The Nikkei index slipped 0.13% to close at 27,385.25 and lost 0.19% for the week.
The broader Topix edged down 0.10% to 1,955.32 and posted a 0.2% weekly loss.
“The stronger yen was the reason for the decline in the market today, while investors are still assessing the turmoil in the banking sector,” said Shoichi Arisawa, general manager of the investment research department at IwaiCosmo Securities.
The yen touched a six-week high against the dollar on Friday as traders continue to evaluate the US Federal Reserve’s hints of a pause to interest rate hikes.
Risk appetite has been hurt after the failure of US-based Silicon Valley Bank and Swiss lender Credit Suisse’s liquidity issues raised concerns about a global financial crisis.
Toyota Motor Corp. fell 0.17% and Honda Motor Co Ltd lost 0.62%.
Uniqlo owner Fast Retailing lost 1.01% to drag the Nikkei down the most. Medical equipment maker Terumo Corp slipped 2.79% and robot maker Fanuc Corp fell 0.76%.
Oil explorers fell 1.27% to become the worst performers among the 33 industry sub-indexes on the Tokyo Stock Exchange after oil prices fell.
Financials were weak, with the banking index slipping 0.77% and insurance index losing 0.93%.
Insurer Tokio Marine Holdings Inc fell the most among the top 30 core Topix companies, with a 1.19% drop, followed by Mitsubishi UFJ Financial Group, which lost 1.10%.
Chipmaking equipment maker Tokyo Electron gained 1.83% to provide the biggest support to the Nikkei index. Silicon-wafer maker Shin-Etsu Chemical rose 2.23%.

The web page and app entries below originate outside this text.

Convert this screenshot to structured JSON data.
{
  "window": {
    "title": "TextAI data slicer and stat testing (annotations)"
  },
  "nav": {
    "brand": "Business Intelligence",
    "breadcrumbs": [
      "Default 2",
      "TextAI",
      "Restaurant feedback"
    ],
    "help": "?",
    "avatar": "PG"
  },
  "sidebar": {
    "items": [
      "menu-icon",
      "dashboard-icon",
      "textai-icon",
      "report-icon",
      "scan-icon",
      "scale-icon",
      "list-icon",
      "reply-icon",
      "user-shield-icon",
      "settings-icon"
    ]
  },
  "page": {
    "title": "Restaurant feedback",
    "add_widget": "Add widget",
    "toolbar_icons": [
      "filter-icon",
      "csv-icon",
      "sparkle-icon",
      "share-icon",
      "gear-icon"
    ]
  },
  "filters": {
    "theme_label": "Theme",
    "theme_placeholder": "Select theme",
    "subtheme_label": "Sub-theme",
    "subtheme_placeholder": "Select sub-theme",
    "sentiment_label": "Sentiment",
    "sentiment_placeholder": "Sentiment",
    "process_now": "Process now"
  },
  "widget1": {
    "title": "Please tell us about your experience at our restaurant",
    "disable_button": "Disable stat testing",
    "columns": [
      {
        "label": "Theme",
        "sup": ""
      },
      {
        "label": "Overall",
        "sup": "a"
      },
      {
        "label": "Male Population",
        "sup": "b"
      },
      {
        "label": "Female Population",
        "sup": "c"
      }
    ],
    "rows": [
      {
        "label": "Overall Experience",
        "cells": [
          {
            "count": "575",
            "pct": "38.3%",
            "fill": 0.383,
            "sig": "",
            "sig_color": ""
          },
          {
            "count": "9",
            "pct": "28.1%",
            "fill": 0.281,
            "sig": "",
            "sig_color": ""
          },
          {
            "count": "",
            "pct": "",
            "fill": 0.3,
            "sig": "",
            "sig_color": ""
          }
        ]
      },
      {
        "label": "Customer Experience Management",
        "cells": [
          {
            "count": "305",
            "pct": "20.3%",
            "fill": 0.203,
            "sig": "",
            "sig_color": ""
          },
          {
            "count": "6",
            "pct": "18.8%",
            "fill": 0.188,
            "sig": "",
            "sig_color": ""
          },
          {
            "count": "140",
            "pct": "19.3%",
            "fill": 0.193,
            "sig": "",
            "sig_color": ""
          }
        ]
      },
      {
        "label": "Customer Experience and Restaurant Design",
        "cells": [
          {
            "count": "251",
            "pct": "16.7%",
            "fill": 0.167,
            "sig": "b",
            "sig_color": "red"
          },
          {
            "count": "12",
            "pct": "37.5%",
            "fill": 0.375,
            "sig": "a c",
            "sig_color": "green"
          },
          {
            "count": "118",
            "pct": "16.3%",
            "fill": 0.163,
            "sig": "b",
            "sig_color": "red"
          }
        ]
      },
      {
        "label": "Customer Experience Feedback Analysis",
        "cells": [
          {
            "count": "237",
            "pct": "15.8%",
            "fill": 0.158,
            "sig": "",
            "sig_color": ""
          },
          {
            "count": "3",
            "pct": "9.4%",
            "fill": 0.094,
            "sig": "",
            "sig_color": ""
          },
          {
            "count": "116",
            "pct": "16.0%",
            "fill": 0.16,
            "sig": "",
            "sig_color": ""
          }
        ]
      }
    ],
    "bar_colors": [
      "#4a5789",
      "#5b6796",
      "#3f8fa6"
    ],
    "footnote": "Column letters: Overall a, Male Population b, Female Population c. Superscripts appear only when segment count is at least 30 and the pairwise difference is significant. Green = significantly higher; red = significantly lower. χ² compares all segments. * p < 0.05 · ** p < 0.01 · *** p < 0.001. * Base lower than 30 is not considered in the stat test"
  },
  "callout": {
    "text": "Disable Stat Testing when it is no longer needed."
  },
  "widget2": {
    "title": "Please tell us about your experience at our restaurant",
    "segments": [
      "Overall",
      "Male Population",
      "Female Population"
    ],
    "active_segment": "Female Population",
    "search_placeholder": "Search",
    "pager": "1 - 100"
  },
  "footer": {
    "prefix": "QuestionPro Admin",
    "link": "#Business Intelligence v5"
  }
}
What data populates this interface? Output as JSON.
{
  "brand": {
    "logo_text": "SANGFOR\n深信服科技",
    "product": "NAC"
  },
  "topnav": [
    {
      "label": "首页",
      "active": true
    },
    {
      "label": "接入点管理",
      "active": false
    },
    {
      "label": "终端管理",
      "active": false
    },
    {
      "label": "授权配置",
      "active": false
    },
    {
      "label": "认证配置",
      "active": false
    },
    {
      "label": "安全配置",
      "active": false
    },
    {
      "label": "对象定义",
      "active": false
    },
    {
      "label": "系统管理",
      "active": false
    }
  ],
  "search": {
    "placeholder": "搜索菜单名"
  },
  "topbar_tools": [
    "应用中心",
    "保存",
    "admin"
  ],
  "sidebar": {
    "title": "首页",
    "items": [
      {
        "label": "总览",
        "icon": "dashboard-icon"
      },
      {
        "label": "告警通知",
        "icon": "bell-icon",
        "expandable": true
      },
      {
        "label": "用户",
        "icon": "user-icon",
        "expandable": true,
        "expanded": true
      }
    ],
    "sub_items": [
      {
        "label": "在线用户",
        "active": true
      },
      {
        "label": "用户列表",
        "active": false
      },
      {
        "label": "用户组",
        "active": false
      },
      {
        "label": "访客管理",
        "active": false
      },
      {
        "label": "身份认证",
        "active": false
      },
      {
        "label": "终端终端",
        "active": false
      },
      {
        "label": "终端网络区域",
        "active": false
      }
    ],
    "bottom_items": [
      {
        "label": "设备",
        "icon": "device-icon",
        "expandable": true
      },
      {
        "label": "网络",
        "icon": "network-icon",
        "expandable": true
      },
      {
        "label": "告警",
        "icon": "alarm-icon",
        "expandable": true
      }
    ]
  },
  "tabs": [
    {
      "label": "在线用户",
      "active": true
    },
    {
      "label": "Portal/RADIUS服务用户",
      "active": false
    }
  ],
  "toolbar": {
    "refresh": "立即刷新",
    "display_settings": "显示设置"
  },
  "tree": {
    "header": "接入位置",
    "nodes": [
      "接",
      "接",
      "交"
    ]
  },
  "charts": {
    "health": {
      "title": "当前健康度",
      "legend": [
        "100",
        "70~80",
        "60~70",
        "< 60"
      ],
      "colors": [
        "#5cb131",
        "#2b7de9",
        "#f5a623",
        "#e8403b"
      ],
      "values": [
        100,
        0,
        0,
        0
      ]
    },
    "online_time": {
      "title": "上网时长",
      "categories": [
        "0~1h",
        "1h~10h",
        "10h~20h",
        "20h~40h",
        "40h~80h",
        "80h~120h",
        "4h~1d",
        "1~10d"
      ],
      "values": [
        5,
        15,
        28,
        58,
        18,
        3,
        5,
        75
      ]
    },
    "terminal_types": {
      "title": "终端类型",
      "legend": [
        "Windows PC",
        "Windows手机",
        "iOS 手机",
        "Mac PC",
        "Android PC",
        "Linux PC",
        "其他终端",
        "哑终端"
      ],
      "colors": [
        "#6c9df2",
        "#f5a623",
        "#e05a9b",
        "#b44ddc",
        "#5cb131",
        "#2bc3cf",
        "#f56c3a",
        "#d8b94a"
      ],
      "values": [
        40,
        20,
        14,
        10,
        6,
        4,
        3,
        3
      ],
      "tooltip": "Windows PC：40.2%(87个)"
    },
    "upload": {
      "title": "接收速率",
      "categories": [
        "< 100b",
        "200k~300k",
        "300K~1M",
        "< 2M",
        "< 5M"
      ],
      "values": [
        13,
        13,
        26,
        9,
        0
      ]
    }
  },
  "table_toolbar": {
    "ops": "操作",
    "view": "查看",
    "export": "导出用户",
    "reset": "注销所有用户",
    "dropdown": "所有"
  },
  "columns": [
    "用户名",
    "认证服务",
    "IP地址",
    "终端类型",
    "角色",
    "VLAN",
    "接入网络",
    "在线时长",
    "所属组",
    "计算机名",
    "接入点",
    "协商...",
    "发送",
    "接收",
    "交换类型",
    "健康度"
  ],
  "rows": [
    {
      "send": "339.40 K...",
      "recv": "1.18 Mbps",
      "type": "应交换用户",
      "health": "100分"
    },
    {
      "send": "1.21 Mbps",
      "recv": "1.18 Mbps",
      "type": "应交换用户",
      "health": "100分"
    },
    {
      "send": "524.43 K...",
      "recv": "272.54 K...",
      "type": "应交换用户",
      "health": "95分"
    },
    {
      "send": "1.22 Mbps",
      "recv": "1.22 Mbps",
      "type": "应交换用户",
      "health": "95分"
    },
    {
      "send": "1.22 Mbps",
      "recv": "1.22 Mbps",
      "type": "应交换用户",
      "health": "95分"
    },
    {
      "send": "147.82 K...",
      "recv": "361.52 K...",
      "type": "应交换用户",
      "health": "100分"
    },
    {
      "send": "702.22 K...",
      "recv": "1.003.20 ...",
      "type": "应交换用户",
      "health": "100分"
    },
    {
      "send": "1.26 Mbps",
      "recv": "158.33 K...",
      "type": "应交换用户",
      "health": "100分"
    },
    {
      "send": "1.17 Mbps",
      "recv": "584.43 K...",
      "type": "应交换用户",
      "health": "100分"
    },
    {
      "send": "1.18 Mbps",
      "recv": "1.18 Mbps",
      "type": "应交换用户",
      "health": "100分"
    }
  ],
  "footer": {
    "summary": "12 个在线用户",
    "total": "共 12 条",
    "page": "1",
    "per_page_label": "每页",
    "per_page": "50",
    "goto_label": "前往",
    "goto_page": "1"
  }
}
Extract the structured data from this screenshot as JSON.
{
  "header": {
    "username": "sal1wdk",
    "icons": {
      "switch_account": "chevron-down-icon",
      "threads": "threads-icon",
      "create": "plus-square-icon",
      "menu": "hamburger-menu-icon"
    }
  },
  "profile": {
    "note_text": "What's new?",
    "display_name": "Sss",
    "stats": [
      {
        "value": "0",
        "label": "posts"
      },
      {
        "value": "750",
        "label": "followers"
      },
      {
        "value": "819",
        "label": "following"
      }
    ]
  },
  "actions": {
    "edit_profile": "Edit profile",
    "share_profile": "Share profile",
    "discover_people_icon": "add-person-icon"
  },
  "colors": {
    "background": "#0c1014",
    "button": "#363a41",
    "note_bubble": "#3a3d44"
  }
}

Toshiba Corp jumped 4.2% after its board accepted a buyout offer from a group led by private equity firm Japan Industrial Partners.
Of the Nikkei components, 69 stocks rose and 149 fell, while seven stocks were flat.
(Reporting by Junko Fujita; Editing by Varun H K and Sonia Cheema)
This article originally appeared on reuters.com